START Exercise inputs
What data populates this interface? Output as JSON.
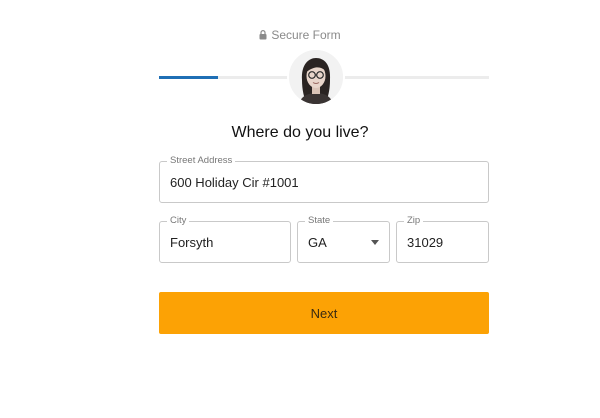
{
  "header": {
    "secure_label": "Secure Form",
    "lock_icon": "lock-icon"
  },
  "progress": {
    "fraction": 0.18,
    "color": "#1f6fb5"
  },
  "avatar": {
    "icon": "person-avatar"
  },
  "question": "Where do you live?",
  "form": {
    "street": {
      "label": "Street Address",
      "value": "600 Holiday Cir #1001"
    },
    "city": {
      "label": "City",
      "value": "Forsyth"
    },
    "state": {
      "label": "State",
      "value": "GA"
    },
    "zip": {
      "label": "Zip",
      "value": "31029"
    }
  },
  "next_button": {
    "label": "Next",
    "color": "#fca205"
  }
}
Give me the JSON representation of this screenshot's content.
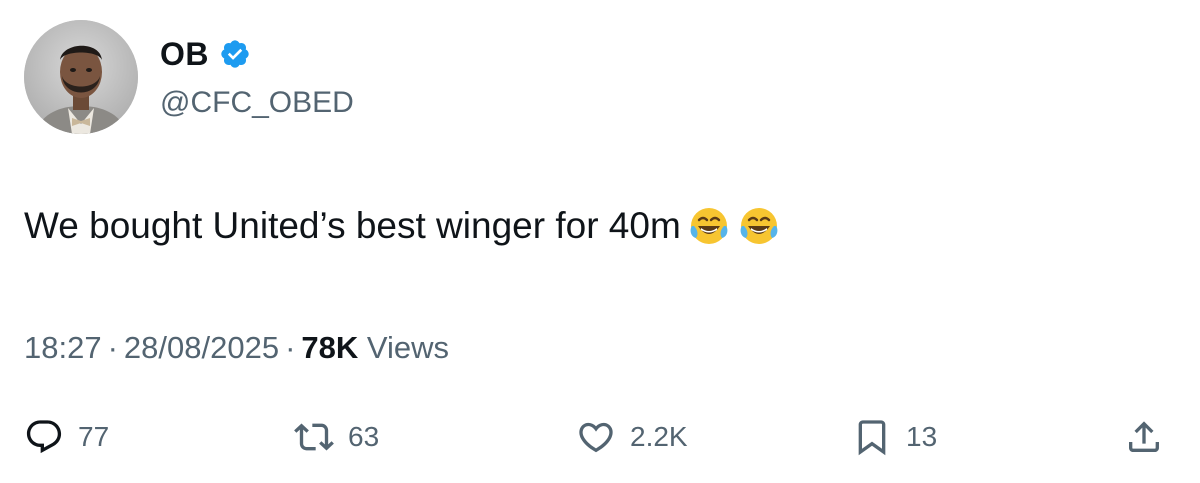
{
  "author": {
    "display_name": "OB",
    "handle": "@CFC_OBED",
    "verified": true,
    "verified_color": "#1d9bf0"
  },
  "tweet": {
    "text": "We bought United’s best winger for 40m",
    "emojis": [
      "face-with-tears-of-joy-icon",
      "face-with-tears-of-joy-icon"
    ]
  },
  "meta": {
    "time": "18:27",
    "separator": "·",
    "date": "28/08/2025",
    "views_count": "78K",
    "views_label": "Views"
  },
  "actions": {
    "replies": {
      "icon": "reply-icon",
      "count": "77"
    },
    "retweets": {
      "icon": "retweet-icon",
      "count": "63"
    },
    "likes": {
      "icon": "heart-icon",
      "count": "2.2K"
    },
    "bookmarks": {
      "icon": "bookmark-icon",
      "count": "13"
    },
    "share": {
      "icon": "share-icon"
    }
  },
  "colors": {
    "text_primary": "#0f1419",
    "text_secondary": "#536471",
    "accent": "#1d9bf0"
  }
}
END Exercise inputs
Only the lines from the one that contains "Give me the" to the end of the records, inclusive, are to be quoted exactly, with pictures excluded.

Give me the JSON representation of this screenshot's content.
{
  "author": {
    "display_name": "OB",
    "handle": "@CFC_OBED",
    "verified": true,
    "verified_color": "#1d9bf0"
  },
  "tweet": {
    "text": "We bought United’s best winger for 40m",
    "emojis": [
      "face-with-tears-of-joy-icon",
      "face-with-tears-of-joy-icon"
    ]
  },
  "meta": {
    "time": "18:27",
    "separator": "·",
    "date": "28/08/2025",
    "views_count": "78K",
    "views_label": "Views"
  },
  "actions": {
    "replies": {
      "icon": "reply-icon",
      "count": "77"
    },
    "retweets": {
      "icon": "retweet-icon",
      "count": "63"
    },
    "likes": {
      "icon": "heart-icon",
      "count": "2.2K"
    },
    "bookmarks": {
      "icon": "bookmark-icon",
      "count": "13"
    },
    "share": {
      "icon": "share-icon"
    }
  },
  "colors": {
    "text_primary": "#0f1419",
    "text_secondary": "#536471",
    "accent": "#1d9bf0"
  }
}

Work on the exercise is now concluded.